Utah's front office will face numerous tough decisions this offseason on deciding who to re-sign.
The Utah Jazz and their management will have a full agenda this offseason, as seven players are set to become unrestricted free agents.
Of these seven players set to come off the books, six of them have played important roles starting in at least 10 games this season.
Assuming that Marvin Williams doesn't exercise his early termination option at season's end, it's a safe bet that the Jazz won't be able to bring back all seven players.
Utah could be on the verge of completely shaking up its roster and must decide which players are worth bringing back or letting go.
Carroll's energy and defensive ability should be enough to warrant a contract.
Since joining the Jazz last season, DeMarre Carroll has provided Utah with solid minutes, earning him a bigger role this season and potentially for years to come.
The 26-year-old small forward out of Missouri is having his best statistical season in the NBA, playing a career best 17.5 minutes per game and averaging 6.5 points and 3.0 rebounds. While these numbers don't jump off a stat sheet, what he does provide for the team is consistent energy and defense.

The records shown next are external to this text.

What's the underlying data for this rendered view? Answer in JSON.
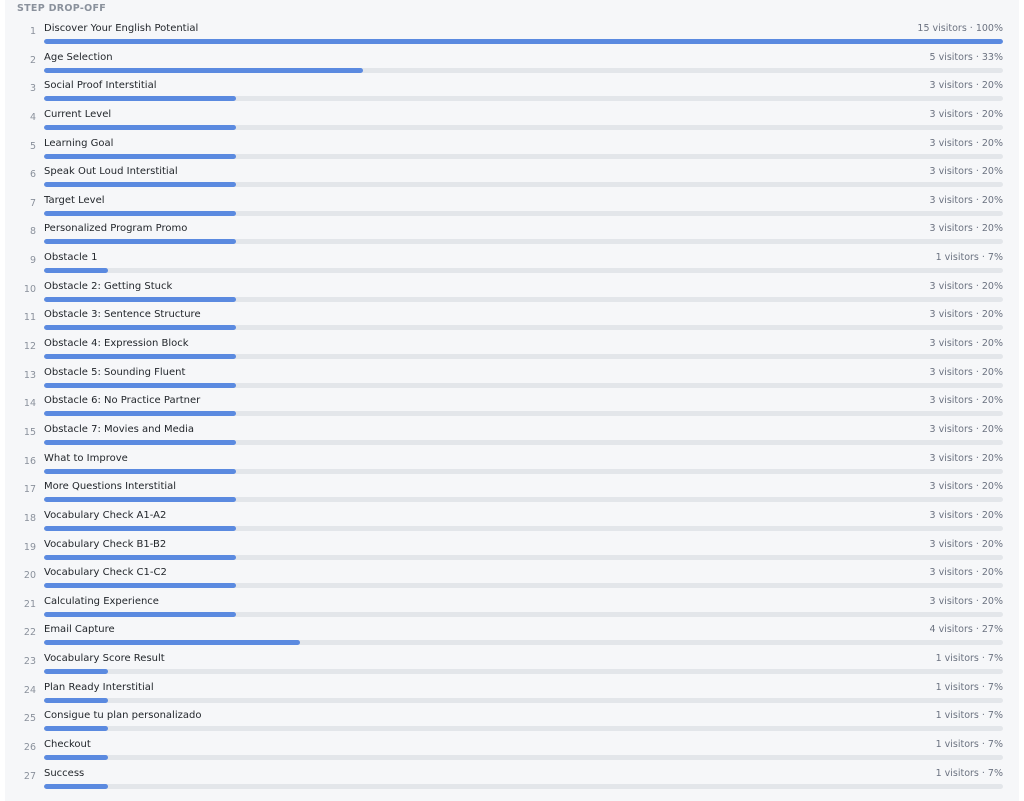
{
  "section": {
    "title": "STEP DROP-OFF"
  },
  "colors": {
    "bar_fill": "#5b8ae0",
    "bar_track": "#e3e6ea"
  },
  "steps": [
    {
      "num": "1",
      "label": "Discover Your English Potential",
      "stats": "15 visitors · 100%",
      "fraction": 1.0
    },
    {
      "num": "2",
      "label": "Age Selection",
      "stats": "5 visitors · 33%",
      "fraction": 0.333
    },
    {
      "num": "3",
      "label": "Social Proof Interstitial",
      "stats": "3 visitors · 20%",
      "fraction": 0.2
    },
    {
      "num": "4",
      "label": "Current Level",
      "stats": "3 visitors · 20%",
      "fraction": 0.2
    },
    {
      "num": "5",
      "label": "Learning Goal",
      "stats": "3 visitors · 20%",
      "fraction": 0.2
    },
    {
      "num": "6",
      "label": "Speak Out Loud Interstitial",
      "stats": "3 visitors · 20%",
      "fraction": 0.2
    },
    {
      "num": "7",
      "label": "Target Level",
      "stats": "3 visitors · 20%",
      "fraction": 0.2
    },
    {
      "num": "8",
      "label": "Personalized Program Promo",
      "stats": "3 visitors · 20%",
      "fraction": 0.2
    },
    {
      "num": "9",
      "label": "Obstacle 1",
      "stats": "1 visitors · 7%",
      "fraction": 0.067
    },
    {
      "num": "10",
      "label": "Obstacle 2: Getting Stuck",
      "stats": "3 visitors · 20%",
      "fraction": 0.2
    },
    {
      "num": "11",
      "label": "Obstacle 3: Sentence Structure",
      "stats": "3 visitors · 20%",
      "fraction": 0.2
    },
    {
      "num": "12",
      "label": "Obstacle 4: Expression Block",
      "stats": "3 visitors · 20%",
      "fraction": 0.2
    },
    {
      "num": "13",
      "label": "Obstacle 5: Sounding Fluent",
      "stats": "3 visitors · 20%",
      "fraction": 0.2
    },
    {
      "num": "14",
      "label": "Obstacle 6: No Practice Partner",
      "stats": "3 visitors · 20%",
      "fraction": 0.2
    },
    {
      "num": "15",
      "label": "Obstacle 7: Movies and Media",
      "stats": "3 visitors · 20%",
      "fraction": 0.2
    },
    {
      "num": "16",
      "label": "What to Improve",
      "stats": "3 visitors · 20%",
      "fraction": 0.2
    },
    {
      "num": "17",
      "label": "More Questions Interstitial",
      "stats": "3 visitors · 20%",
      "fraction": 0.2
    },
    {
      "num": "18",
      "label": "Vocabulary Check A1-A2",
      "stats": "3 visitors · 20%",
      "fraction": 0.2
    },
    {
      "num": "19",
      "label": "Vocabulary Check B1-B2",
      "stats": "3 visitors · 20%",
      "fraction": 0.2
    },
    {
      "num": "20",
      "label": "Vocabulary Check C1-C2",
      "stats": "3 visitors · 20%",
      "fraction": 0.2
    },
    {
      "num": "21",
      "label": "Calculating Experience",
      "stats": "3 visitors · 20%",
      "fraction": 0.2
    },
    {
      "num": "22",
      "label": "Email Capture",
      "stats": "4 visitors · 27%",
      "fraction": 0.267
    },
    {
      "num": "23",
      "label": "Vocabulary Score Result",
      "stats": "1 visitors · 7%",
      "fraction": 0.067
    },
    {
      "num": "24",
      "label": "Plan Ready Interstitial",
      "stats": "1 visitors · 7%",
      "fraction": 0.067
    },
    {
      "num": "25",
      "label": "Consigue tu plan personalizado",
      "stats": "1 visitors · 7%",
      "fraction": 0.067
    },
    {
      "num": "26",
      "label": "Checkout",
      "stats": "1 visitors · 7%",
      "fraction": 0.067
    },
    {
      "num": "27",
      "label": "Success",
      "stats": "1 visitors · 7%",
      "fraction": 0.067
    }
  ]
}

The Jazz should be looking to re-sign Carroll, as he has become quite the essential fit for the team's style of play. With Carroll's salary this season being worth less than $1 million dollars and not expected to see much of an increase this summer, the Jazz would be wise to once again target him.
The Jazz would be wise not to target Tinsley this summer.

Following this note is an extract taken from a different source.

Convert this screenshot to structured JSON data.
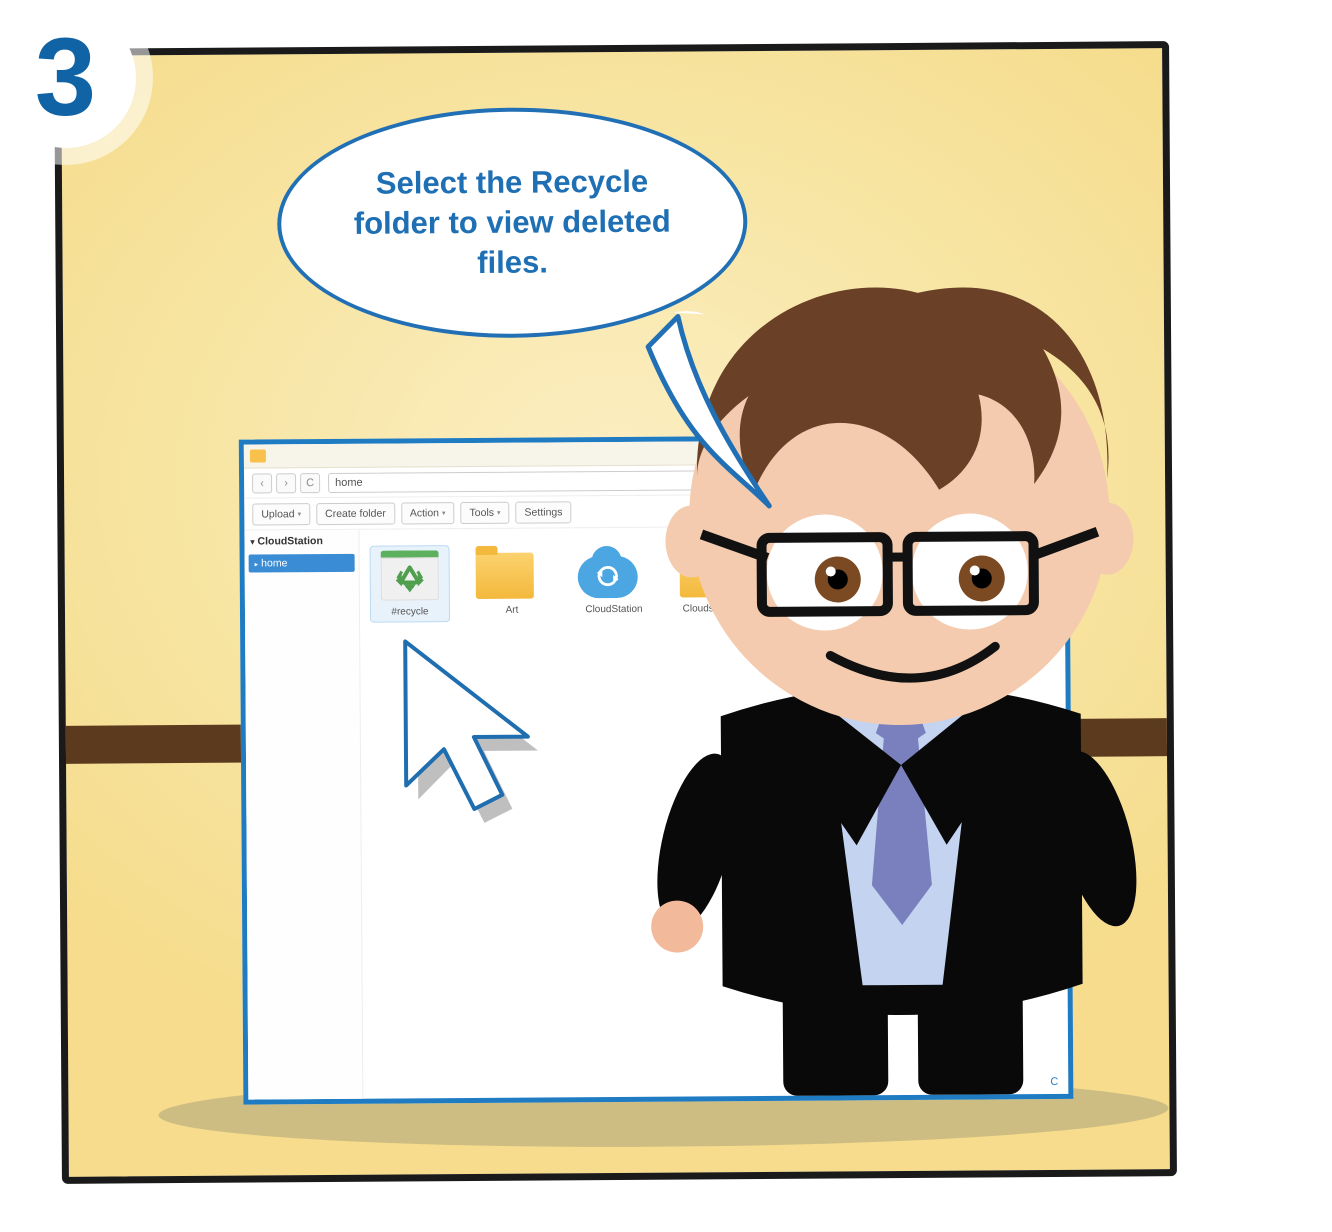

Jamaal Tinsley may have provided the team with solid minutes in the wake of Mo Williams' absence this season, but that doesn't mean the Jazz should bring him back.
The 35-year-old point guard is in the twilight of his career, posting up just 3.9 points and 4.9 assists in 20.7 minutes per game. While his assist production and leadership have been great for the Jazz, his defense has been a liability.
According to MySynergySports.com, Tinsley has been taken advantage of in the pick and roll most often, allowing his offensive counterpart to score 43 percent of the time.
The Jazz need to be looking to get younger at the point guard position and should avoid re-signing Tinsley.
Watson has been great for Utah, but the team must move on.
Another backup point guard who could be on his way out at the end of the season is Earl Watson.
After re-signing with the team back in 2011, Watson has struggled, turning in his worst statistical season of his career in 2012 and now continuing that trend in 2013. He is currently averaging 1.9 points and 4.0 assists while shooting a terrible 31 percent from the field.
Although Watson has provided the Jazz with toughness and a defensive presence as a backup, it may be time to move on. With Alec Burks emerging as a capable guard this season, look for Utah to clear some space in its backcourt by letting Watson walk this offseason.
The Jazz should be making re-signing Foye a top priority.
Hoping to strengthen their perimeter shooting this past summer, the Jazz agreed to a one-year deal with former Clipper Randy Foye.
In his first season with the squad, Foye has provided a consistent threat from outside, shooting a more-than-respectable 40 percent from downtown. On top of this great three-point percentage, he has also shown the ability to knock down threes in bunches, as he has hit three or more threes in 22 games this season.
Foye has proved himself as a capable scorer and lethal threat from outside in his first year in Utah. The Jazz need to make a serious attempt at bringing Foye back for next season.
Williams has battled injury this season, but the Jazz should still re-sign him.
Although a great move by the Jazz, it has so far failed to live up to the hype. In his first season back with the Jazz since 2003, Williams has put up subpar numbers, averaging just 12.4 points and 6.4 assists per game.
The sole reason for this lack of production has been Williams' inability to stay healthy. Of Utah's 64 games this season, he has played in just 27 of those contests.
While it would seem to be a good idea to stay away from the 30-year-old this summer, the Jazz must re-sign him. Throughout his career, Williams has shown the ability to run a team successfully, and can still do so.
The Jazz should be the front-runners in signing Williams, and they could even bring him back for less than his current salary of $8.5 million.
Should Utah re-sign Millsap or Jefferson?
With both players combining to make upwards of $23 million this season, it has become clear that the Jazz do not have the money to bring both players back and must choose between the two.
So the question is: Will it be Millsap or Jefferson who is brought back? The answer would have to be Millsap, and the reasoning behind that is quite simple.
The Jazz currently possess not only one capable center in Jefferson but another in second-year player Enes Kanter. Kanter has emerged as a potential star as of late, putting up 15.5 points and 9.5 rebounds in the month of March. He is also just 20 years of age, making him an obvious piece to build around in the years to come.
While Kanter provides great reasoning to let Jefferson go, Millsap does himself some justice with his style of play. One of the major differences between Millsap and Jefferson is that the former has the speed and quickness to run with the team's guards. Along with this ability, Millsap arguably edges out Jefferson in terms of overall hustle and defense.
Although Jefferson's averages of 17.6 points and 9.2 rebounds per game are better than Millsap's numbers of 15.2 points and 7.4 rebounds, Millsap should be the obvious choice. He will not only be cheaper to sign, but he will prove to be a better fit in Utah.